2015

Degree

Doctor of Education (Ed.D.)

School

Education

Advisor

Paul Englesberg

Abstract

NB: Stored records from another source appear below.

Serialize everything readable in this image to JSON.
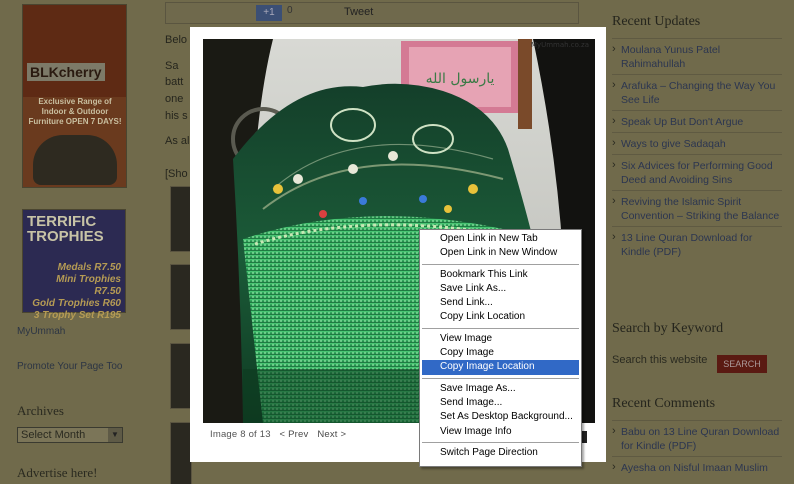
{
  "left_sidebar": {
    "ad_blkcherry": {
      "logo": "BLKcherry",
      "tagline": "Exclusive Range of Indoor & Outdoor Furniture OPEN 7 DAYS!"
    },
    "ad_trophies": {
      "title_line1": "TERRIFIC",
      "title_line2": "TROPHIES",
      "lines": [
        "Medals R7.50",
        "Mini Trophies R7.50",
        "Gold Trophies R60",
        "3 Trophy Set R195"
      ]
    },
    "link_myummah": "MyUmmah",
    "link_promote": "Promote Your Page Too",
    "archives_heading": "Archives",
    "archives_select": "Select Month",
    "advertise_heading": "Advertise here!"
  },
  "share_bar": {
    "plus_label": "+1",
    "count": "0",
    "tweet_label": "Tweet"
  },
  "main_text": {
    "line1": "Belo",
    "line2": "Sa",
    "line3": "batt",
    "line4": "one",
    "line5": "his s",
    "line6": "As al",
    "line7": "[Sho"
  },
  "right_sidebar": {
    "recent_updates_heading": "Recent Updates",
    "recent_updates": [
      "Moulana Yunus Patel Rahimahullah",
      "Arafuka – Changing the Way You See Life",
      "Speak Up But Don't Argue",
      "Ways to give Sadaqah",
      "Six Advices for Performing Good Deed and Avoiding Sins",
      "Reviving the Islamic Spirit Convention – Striking the Balance",
      "13 Line Quran Download for Kindle (PDF)"
    ],
    "search_heading": "Search by Keyword",
    "search_placeholder": "Search this website",
    "search_button": "SEARCH",
    "comments_heading": "Recent Comments",
    "comments": [
      {
        "author": "Babu",
        "on": "on",
        "post": "13 Line Quran Download for Kindle (PDF)"
      },
      {
        "author": "Ayesha",
        "on": "on",
        "post": "Nisful Imaan Muslim"
      }
    ]
  },
  "lightbox": {
    "watermark": "MyUmmah.co.za",
    "frame_text": "يارسول الله",
    "caption": "Image 8 of 13",
    "prev_label": "< Prev",
    "next_label": "Next >"
  },
  "context_menu": {
    "groups": [
      [
        "Open Link in New Tab",
        "Open Link in New Window"
      ],
      [
        "Bookmark This Link",
        "Save Link As...",
        "Send Link...",
        "Copy Link Location"
      ],
      [
        "View Image",
        "Copy Image",
        "Copy Image Location"
      ],
      [
        "Save Image As...",
        "Send Image...",
        "Set As Desktop Background...",
        "View Image Info"
      ],
      [
        "Switch Page Direction"
      ]
    ],
    "highlighted": "Copy Image Location"
  },
  "colors": {
    "overlay_bg": "#706a4b",
    "menu_highlight": "#3169c6",
    "search_button": "#5a1a12"
  }
}
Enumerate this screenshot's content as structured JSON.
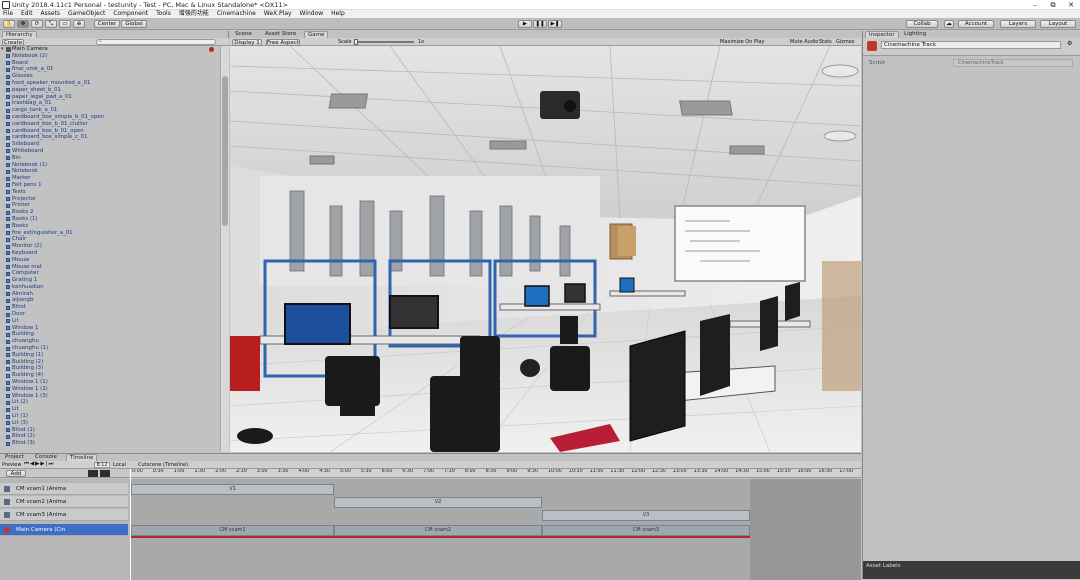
{
  "window": {
    "title": "Unity 2018.4.11c1 Personal - testunity - Test - PC, Mac & Linux Standalone* <DX11>",
    "minimize": "–",
    "maximize": "⧉",
    "close": "✕"
  },
  "menu": [
    "File",
    "Edit",
    "Assets",
    "GameObject",
    "Component",
    "Tools",
    "增强的功能",
    "Cinemachine",
    "WeX.Play",
    "Window",
    "Help"
  ],
  "toolbar": {
    "center_label": "Center",
    "global_label": "Global",
    "collab_label": "Collab",
    "account_label": "Account",
    "layers_label": "Layers",
    "layout_label": "Layout",
    "play_icon": "▶",
    "pause_icon": "❚❚",
    "step_icon": "▶❚",
    "tool_icons": [
      "✋",
      "✥",
      "⟳",
      "⤡",
      "▭",
      "⊕"
    ]
  },
  "hierarchy": {
    "tab": "Hierarchy",
    "create_label": "Create",
    "search_placeholder": "",
    "root": "Main Camera",
    "items": [
      "Notebook (2)",
      "Board",
      "final_vmk_a_01",
      "Glasses",
      "food_speaker_mounted_a_01",
      "paper_sheet_b_01",
      "paper_legal_pad_a_01",
      "trashbag_a_01",
      "cargo_tank_a_01",
      "cardboard_box_simple_b_01_open",
      "cardboard_box_b_01_clutter",
      "cardboard_box_b_01_open",
      "cardboard_box_simple_c_01",
      "Sideboard",
      "Whiteboard",
      "Bin",
      "Notebook (1)",
      "Notebook",
      "Marker",
      "Felt pens 1",
      "Texts",
      "Projector",
      "Printer",
      "Books 2",
      "Books (1)",
      "Books",
      "fire_extinguisher_a_01",
      "Chair",
      "Monitor (2)",
      "Keyboard",
      "Mouse",
      "Mouse mat",
      "Computer",
      "Grating 1",
      "kanhuadian",
      "Almirah",
      "aijiangb",
      "Blind",
      "Door",
      "Lit",
      "Window 1",
      "Building",
      "chuanghu",
      "chuanghu (1)",
      "Building (1)",
      "Building (2)",
      "Building (3)",
      "Building (4)",
      "Window 1 (1)",
      "Window 1 (2)",
      "Window 1 (3)",
      "Lit (2)",
      "Lit",
      "Lit (1)",
      "Lit (3)",
      "Blind (1)",
      "Blind (2)",
      "Blind (3)"
    ]
  },
  "scene_tabs": [
    "Scene",
    "Asset Store",
    "Game"
  ],
  "game_bar": {
    "display": "Display 1",
    "aspect": "Free Aspect",
    "scale_label": "Scale",
    "scale_value": "1x",
    "maximize": "Maximize On Play",
    "mute": "Mute Audio",
    "stats": "Stats",
    "gizmos": "Gizmos"
  },
  "inspector": {
    "tabs": [
      "Inspector",
      "Lighting"
    ],
    "object_name": "Cinemachine Track",
    "script_label": "Script",
    "script_value": "CinemachineTrack",
    "asset_labels": "Asset Labels"
  },
  "bottom_tabs": [
    "Project",
    "Console",
    "Timeline"
  ],
  "timeline": {
    "preview": "Preview",
    "frame": "8:12",
    "local": "Local",
    "add_label": "Add",
    "asset": "Cutscene (Timeline)",
    "ruler": [
      "0:00",
      "0:30",
      "1:00",
      "1:30",
      "2:00",
      "2:30",
      "3:00",
      "3:30",
      "4:00",
      "4:30",
      "5:00",
      "5:30",
      "6:00",
      "6:30",
      "7:00",
      "7:30",
      "8:00",
      "8:30",
      "9:00",
      "9:30",
      "10:00",
      "10:30",
      "11:00",
      "11:30",
      "12:00",
      "12:30",
      "13:00",
      "13:30",
      "14:00",
      "14:30",
      "15:00",
      "15:30",
      "16:00",
      "16:30",
      "17:00"
    ],
    "tracks": [
      "CM vcam1 (Anima",
      "CM vcam2 (Anima",
      "CM vcam3 (Anima",
      "Main Camera (Cin"
    ],
    "clips": [
      "V1",
      "V2",
      "V3",
      "CM vcam1",
      "CM vcam2",
      "CM vcam3"
    ]
  },
  "colors": {
    "accent_play": "#3b7bd9",
    "selected_track": "#3e6fc4",
    "playhead": "#ffffff",
    "track_end_line": "#b0272f"
  }
}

University instructors can improve how they promote critical thinking in the classroom by fostering reflective writing habits with students. Midwest University requires all undergraduate students to complete 2 capstone courses, which are framed around a critical thinking curriculum. The skills of analyzing and reflecting on experiences are important components of critical thinking. Despite this acknowledged importance of critical thinking, there is currently no structured training for instructors of the capstone course on how to develop critical thinking abilities among adult students. The purpose of this case study was to examine the perceptions of the instructors of the capstone courses and their approaches to promoting critical thinking. Literature on critical thinking and reflective writing provided the framework for this study. Participants included 5 instructors with experience teaching one of the capstone courses. Data collection included semi-structured interviews, classroom observations, and reflective journals. Analysis was inductive using open coding and constant comparison to identify emergent themes. Findings indicated that a common practice to promote critical thinking was through probing questions and deep discussions, that a challenge to promoting a critical thinking curriculum was student engagement, and that more importance should be placed on assessing critical thinking in the grading rubrics. Results prompted the creation of a professional development workshop to offer training to instructors that included the experience of progressing through reflective activities and deep discussion to better guide their students through the same process in an effort to strengthen critical thinking development. University instructors may glean best practices from this study to guide students in developing the capacity to think from a more critical and global perspective.